Washington: India's large fiscal and current account deficits have impacted market confidence, the IMF has said emphasising that the rupee decline posed both challenges and opportunities for the country.
"The current situation presents a challenge, obviously, to the government of India, but also an opportunity for the government to continue with its policy efforts on a variety of fronts," International Monetary Fund (IMF) spokesman Gerry Rice said.
Rice said the combination of large fiscal deficit and Current Account Deficit (CAD), reliance on portfolio inflows, among other things, have affected market confidence.
"But may be just stepping back on the situation in India, the combination of large fiscal and CAD, high and persistent inflation, sizable unhedged corporate foreign borrowing and reliance on portfolio inflows are longstanding vulnerabilities that have now been elevated as global liquidity conditions tighten, and this clearly has affected market confidence," Rice said in response to a question.

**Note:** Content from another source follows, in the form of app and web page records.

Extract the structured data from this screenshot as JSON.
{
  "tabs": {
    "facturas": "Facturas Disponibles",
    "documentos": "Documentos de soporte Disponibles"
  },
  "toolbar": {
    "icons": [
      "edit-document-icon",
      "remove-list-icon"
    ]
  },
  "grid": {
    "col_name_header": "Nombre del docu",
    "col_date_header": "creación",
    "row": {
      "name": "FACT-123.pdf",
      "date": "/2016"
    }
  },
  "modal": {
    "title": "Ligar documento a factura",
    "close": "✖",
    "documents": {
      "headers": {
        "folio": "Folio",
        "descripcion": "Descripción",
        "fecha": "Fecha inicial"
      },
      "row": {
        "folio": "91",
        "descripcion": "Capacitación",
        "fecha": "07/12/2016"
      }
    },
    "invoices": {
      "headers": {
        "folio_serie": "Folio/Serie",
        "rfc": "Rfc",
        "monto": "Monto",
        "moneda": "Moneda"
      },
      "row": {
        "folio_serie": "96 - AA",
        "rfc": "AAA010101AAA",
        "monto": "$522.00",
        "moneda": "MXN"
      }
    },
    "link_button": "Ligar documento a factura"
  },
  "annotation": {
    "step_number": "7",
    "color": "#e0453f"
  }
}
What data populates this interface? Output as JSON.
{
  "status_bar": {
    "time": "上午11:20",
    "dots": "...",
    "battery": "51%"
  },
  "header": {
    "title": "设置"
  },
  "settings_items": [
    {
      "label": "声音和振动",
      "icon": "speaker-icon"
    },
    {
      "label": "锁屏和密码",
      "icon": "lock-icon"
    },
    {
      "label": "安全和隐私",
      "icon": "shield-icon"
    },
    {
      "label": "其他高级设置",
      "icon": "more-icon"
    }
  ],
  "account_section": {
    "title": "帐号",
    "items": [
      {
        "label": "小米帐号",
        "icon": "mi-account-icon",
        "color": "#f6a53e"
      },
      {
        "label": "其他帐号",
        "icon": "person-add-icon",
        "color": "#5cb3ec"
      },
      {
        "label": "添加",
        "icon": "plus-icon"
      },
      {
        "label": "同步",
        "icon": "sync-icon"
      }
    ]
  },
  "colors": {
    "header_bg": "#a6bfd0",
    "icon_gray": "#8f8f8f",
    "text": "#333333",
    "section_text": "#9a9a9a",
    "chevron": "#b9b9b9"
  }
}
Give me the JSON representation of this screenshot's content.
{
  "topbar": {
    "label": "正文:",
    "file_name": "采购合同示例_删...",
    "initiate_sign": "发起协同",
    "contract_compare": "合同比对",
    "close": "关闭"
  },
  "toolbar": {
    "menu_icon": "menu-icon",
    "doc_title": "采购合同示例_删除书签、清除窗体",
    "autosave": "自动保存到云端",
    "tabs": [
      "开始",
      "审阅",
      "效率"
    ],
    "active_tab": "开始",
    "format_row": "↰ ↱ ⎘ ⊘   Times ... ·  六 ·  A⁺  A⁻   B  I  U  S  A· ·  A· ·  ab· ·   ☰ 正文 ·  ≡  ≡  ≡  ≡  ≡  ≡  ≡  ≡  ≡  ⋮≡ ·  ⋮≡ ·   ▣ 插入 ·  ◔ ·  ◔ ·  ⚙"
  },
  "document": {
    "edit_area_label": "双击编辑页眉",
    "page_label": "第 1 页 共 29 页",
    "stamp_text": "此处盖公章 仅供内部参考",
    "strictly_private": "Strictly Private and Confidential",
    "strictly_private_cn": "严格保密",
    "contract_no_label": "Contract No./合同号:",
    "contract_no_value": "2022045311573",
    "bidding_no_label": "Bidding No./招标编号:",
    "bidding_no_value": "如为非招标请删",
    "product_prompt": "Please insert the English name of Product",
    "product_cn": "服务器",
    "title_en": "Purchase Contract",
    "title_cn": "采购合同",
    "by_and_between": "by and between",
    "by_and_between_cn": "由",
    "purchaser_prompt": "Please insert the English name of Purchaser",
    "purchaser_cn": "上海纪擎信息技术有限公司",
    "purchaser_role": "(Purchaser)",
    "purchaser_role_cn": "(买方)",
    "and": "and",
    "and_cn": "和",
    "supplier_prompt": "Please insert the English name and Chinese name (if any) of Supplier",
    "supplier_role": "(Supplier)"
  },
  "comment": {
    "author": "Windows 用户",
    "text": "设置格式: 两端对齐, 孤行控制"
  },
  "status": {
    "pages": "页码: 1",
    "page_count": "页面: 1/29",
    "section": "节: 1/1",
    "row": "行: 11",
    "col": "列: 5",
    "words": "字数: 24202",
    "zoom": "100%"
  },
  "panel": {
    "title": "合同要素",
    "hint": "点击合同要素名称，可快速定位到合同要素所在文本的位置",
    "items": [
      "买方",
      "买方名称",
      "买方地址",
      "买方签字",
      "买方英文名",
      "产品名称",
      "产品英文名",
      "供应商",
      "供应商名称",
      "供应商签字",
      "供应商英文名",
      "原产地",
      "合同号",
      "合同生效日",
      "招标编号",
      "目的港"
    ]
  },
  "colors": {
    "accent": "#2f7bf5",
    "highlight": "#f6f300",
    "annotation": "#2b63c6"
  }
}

The Indian economy is battling depreciating rupee and low investor confidence. The currency has dropped over 23 percent since April and had touched a low of 68.80 to a dollar earlier this week.
The CAD, which is the difference between the inflow and outflow of foreign exchange, scaled to a record high level of USD 88.2 billion or 4.8 percent of GDP in 2012-13. The government expects to bring it down to USD 70 billion this year.
With various fiscal tightening measures, the government was able to restrict fiscal deficit to 4.9 percent of GDP in 2012-13.
To a query on the possibility of India selling its gold reserves to the IMF to prop up its currency, Rice said: "I wouldn't want to speculate on any support or programme needs".
Meanwhile, the US India Business Council (USIBC) President Ron Somers emphasised on taking steps to restore investors' confidence.
"Bold leadership that continues to open India's economy and which advances reforms will help staunch the rupees' slide," Somers told PTI.
Lifting FDI caps in Insurance should be the highest priority, while resisting protectionist measures - such as forced manufacturing and backsliding on Intellectual Property protection - is crucial, he said.
On the Land Acquisition Bill, he said, certainly, the existing law dating back to 1894 requires modernisation.
"However, my hope is that the outcome does not discourage investment in the essential sector of infrastructure. Both investment and infrastructure are the need of the hour," Somers said.
First Published: Friday, August 30, 2013, 18:36